Most recently, I completed my HCMP senior capstone internship at the Center for Global Health Science and Security (CGHSS). The senior capstone internship is required by every HCMP major, and I was lucky enough to work under Professor Rebecca Katz and Allie Reichert, my direct advisor, at the CGHSS. 

During my internship, I coded for a COVID-19 policy visualization tool called COVIDAMP, and I wrote a research brief about mandated flu vaccines and how flu vaccines may foreshadow the challenges/opportunities for COVID-19 vaccine distribution. I enjoyed my internship so much that I will be joining the CGHSS team as an undergraduate research assistant next semester. My involvement with research at Georgetown has brought my classroom education to life, and Washington, DC, the heart of health policy in the United States, has provided a landscape for unparalleled research opportunities.

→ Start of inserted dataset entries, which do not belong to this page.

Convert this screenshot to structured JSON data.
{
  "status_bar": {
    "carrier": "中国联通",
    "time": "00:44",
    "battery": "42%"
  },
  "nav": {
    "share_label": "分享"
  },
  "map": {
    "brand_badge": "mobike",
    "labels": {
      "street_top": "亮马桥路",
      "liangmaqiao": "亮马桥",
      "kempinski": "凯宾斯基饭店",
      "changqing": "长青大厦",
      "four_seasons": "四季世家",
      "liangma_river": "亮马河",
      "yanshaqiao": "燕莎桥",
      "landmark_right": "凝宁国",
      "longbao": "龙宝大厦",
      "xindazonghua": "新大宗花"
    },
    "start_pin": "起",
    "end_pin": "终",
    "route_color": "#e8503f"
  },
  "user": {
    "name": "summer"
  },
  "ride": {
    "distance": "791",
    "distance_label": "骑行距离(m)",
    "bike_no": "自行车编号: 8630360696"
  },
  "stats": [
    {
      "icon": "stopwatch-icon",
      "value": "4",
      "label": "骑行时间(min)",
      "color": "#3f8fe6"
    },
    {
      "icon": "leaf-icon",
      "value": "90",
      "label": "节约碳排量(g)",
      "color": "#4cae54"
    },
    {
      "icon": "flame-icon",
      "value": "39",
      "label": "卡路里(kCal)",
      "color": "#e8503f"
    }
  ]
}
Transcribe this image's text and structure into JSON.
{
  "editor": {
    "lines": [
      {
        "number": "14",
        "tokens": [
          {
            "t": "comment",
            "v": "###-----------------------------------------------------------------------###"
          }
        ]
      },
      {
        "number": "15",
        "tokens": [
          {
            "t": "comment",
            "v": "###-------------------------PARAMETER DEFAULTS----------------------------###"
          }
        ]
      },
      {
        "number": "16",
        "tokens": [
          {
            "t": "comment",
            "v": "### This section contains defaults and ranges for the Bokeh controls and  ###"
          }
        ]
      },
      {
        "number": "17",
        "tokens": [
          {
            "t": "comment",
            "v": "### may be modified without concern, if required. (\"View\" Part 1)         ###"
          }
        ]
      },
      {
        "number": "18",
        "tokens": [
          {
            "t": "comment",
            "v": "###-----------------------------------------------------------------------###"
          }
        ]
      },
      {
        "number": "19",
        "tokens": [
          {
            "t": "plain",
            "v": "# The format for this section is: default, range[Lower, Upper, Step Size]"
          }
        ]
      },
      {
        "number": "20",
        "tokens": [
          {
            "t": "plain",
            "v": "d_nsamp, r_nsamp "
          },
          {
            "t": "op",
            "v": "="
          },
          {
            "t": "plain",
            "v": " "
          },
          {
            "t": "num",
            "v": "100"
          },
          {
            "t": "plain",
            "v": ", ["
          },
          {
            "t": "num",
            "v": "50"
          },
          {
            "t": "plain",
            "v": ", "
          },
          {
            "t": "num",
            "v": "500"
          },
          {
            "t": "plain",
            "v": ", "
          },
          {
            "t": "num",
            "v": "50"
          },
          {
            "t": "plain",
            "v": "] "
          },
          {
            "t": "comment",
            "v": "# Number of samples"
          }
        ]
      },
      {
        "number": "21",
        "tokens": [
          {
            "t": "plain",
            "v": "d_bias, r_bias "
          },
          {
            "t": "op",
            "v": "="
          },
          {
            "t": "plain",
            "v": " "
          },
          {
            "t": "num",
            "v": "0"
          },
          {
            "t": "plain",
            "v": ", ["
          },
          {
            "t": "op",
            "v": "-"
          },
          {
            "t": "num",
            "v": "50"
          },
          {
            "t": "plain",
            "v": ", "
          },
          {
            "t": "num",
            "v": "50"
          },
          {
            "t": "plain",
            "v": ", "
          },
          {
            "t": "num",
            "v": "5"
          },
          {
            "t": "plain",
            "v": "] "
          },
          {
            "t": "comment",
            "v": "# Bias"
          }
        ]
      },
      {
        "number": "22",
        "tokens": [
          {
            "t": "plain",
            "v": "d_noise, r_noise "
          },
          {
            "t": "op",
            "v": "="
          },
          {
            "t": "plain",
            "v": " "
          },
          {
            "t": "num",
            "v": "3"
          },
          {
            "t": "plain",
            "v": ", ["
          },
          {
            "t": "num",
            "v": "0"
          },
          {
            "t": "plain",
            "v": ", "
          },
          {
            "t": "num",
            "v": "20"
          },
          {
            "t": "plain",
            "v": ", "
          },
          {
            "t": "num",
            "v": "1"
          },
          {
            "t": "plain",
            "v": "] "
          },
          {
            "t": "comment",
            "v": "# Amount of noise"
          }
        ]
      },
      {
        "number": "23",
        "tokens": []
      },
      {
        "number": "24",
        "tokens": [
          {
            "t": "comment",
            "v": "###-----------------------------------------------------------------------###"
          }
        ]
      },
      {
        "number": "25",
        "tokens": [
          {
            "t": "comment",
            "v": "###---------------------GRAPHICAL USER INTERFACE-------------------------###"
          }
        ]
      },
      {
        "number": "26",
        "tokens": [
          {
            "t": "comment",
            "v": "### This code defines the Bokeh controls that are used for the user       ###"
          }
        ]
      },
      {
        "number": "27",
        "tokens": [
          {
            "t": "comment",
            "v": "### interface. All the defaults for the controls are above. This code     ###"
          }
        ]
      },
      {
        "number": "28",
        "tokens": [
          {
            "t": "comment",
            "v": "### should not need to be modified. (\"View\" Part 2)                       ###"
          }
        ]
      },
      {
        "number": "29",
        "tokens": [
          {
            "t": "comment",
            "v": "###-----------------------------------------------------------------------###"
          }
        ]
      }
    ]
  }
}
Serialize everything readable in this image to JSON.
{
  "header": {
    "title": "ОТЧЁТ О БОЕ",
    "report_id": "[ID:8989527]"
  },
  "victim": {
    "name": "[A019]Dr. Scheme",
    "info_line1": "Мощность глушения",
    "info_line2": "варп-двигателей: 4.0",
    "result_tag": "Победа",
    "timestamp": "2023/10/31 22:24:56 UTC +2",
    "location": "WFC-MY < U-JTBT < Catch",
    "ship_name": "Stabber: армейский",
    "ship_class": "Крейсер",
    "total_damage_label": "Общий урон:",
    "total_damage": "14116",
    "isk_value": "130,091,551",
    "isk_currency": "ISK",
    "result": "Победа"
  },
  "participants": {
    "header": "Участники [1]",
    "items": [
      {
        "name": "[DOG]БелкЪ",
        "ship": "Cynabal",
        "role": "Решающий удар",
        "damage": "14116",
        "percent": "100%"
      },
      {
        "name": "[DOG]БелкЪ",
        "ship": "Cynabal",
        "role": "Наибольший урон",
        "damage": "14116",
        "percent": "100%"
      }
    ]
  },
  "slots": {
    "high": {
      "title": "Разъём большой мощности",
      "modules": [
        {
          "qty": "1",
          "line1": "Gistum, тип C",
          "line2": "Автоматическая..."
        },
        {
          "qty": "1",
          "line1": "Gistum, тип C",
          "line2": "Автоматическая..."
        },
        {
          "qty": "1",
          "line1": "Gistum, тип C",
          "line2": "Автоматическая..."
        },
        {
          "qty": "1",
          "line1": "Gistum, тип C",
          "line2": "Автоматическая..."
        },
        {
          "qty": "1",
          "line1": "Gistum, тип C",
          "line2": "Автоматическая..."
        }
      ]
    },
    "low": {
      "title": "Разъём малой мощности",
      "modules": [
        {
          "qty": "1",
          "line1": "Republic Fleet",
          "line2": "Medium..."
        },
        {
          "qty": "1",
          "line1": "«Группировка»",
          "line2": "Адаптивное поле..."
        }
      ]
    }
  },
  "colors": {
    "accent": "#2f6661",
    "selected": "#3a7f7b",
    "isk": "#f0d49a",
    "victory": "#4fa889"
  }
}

Question: What are your plans for the future?

Schlageter: I recently was recruited to Deloitte Consulting to be an analyst in their government and public services practice where I would be working for federal health clients, such as the CDC, CMS, HHS, etc. I also submitted several research fellowship applications for next year, but I am still waiting to hear back from those organizations. Eventually, I hope to receive my master’s degree in public health or attend law school with a focus on emergency preparedness and biosecurity. The future looks bright! 

By Bill Cessato